The inevitable and uncomfortable question we must ask ourselves is this: does every refugee need their own crowdfunding campaign in order to warrant our sympathy and, by extension, our help? Abdul, on an individual level, is a fellow human in a tragic situation. When his fate is multiplied by a million, refugees become mere numbers lacking both context and compassion. So dehumanized that heads of state can refer to them as a "swarm". In other words, as far as the public psyche is concerned, "migrants" will continue to be undesirable and unwanted unless they have proved themselves worthy of help through emotive images and reductive narratives.
It is entirely random that Abdul and his family have, literally overnight, been given a shot at a normal life. It left me wondering: what would have happened if this man had been selling pens on a different street, out of sight of the photographer? Odds are he would still be invisible to the world, punished by its politics. What about those without activists to share their story on Twitter? Those who will continue to die in the Mediterranean, in detention centers, in the Channel Tunnel, in trucks and boats and camps?

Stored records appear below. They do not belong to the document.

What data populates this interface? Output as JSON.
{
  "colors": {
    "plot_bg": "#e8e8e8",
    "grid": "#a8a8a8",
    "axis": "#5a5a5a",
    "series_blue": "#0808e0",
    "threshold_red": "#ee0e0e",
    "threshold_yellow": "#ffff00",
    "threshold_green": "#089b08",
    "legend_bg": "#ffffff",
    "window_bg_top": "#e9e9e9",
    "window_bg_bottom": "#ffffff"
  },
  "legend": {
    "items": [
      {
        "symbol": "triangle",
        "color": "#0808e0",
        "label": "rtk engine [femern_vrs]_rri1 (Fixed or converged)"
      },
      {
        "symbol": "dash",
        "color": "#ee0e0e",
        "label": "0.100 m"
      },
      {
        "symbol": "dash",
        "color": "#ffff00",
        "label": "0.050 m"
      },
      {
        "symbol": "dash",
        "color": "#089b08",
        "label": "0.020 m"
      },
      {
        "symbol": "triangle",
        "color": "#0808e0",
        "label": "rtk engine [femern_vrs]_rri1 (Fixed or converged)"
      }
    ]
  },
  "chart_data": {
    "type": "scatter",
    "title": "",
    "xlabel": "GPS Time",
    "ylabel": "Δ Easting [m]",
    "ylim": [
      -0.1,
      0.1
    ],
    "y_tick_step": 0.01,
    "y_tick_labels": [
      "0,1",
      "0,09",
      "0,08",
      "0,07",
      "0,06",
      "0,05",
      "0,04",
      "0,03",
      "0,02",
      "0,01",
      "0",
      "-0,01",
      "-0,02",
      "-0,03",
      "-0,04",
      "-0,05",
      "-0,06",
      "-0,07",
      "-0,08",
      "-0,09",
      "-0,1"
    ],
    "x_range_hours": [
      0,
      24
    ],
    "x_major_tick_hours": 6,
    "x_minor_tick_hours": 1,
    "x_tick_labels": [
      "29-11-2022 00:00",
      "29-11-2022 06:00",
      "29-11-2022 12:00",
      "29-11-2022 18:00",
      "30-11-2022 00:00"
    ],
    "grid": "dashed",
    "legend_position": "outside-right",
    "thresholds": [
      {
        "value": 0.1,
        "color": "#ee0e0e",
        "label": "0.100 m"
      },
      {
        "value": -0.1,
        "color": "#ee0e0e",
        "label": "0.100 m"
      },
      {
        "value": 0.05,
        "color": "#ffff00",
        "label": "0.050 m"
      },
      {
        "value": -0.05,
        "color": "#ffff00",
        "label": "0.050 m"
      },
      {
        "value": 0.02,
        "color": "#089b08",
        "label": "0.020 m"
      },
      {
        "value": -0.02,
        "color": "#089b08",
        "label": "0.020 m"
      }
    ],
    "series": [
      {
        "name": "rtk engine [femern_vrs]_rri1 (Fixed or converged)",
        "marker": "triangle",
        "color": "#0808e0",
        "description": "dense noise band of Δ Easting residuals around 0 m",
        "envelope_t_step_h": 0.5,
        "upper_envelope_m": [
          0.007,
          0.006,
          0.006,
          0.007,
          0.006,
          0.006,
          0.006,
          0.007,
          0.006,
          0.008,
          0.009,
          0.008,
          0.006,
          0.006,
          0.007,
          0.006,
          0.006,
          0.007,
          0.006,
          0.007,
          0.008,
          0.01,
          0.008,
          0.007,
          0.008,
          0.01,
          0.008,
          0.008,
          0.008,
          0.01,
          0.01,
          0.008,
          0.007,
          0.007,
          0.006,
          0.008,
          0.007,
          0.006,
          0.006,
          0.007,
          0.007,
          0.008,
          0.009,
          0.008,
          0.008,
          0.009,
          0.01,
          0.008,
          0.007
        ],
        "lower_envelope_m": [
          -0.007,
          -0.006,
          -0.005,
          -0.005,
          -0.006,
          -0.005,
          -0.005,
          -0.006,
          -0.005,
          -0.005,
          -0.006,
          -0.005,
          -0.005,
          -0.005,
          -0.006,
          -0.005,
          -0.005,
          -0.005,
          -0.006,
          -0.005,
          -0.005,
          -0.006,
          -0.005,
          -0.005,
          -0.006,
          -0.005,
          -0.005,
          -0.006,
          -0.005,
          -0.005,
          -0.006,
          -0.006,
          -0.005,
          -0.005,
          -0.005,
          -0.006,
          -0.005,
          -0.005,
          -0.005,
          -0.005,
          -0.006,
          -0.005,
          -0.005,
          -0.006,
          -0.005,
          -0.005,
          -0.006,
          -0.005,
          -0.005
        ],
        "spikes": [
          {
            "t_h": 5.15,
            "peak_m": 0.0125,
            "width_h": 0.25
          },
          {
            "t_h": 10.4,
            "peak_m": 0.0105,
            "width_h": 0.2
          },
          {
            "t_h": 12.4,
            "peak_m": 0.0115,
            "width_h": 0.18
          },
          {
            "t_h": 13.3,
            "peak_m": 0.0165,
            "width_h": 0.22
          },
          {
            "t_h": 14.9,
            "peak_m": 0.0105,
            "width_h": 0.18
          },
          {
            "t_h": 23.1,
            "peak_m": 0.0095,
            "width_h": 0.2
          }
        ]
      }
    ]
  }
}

It should not take a viral image to make us care. It should not take a viral image to make us understand the travesty of the civil war in Syria nor the injustice of the occupation of Palestine. And fundamentally, it should not take a viral image to make us understand the hypocrisy of our generosity: there are a million other Abduls walking the streets from Calais to Beirut and they will constantly be overlooked and neglected so long as we require verification of their hardship. I am glad Abdul and his two children have been helped, but viral images can only go so far. Put simply, until the international system affords the other millions of refugees half the humanity, they will continue to sell biros in the streets.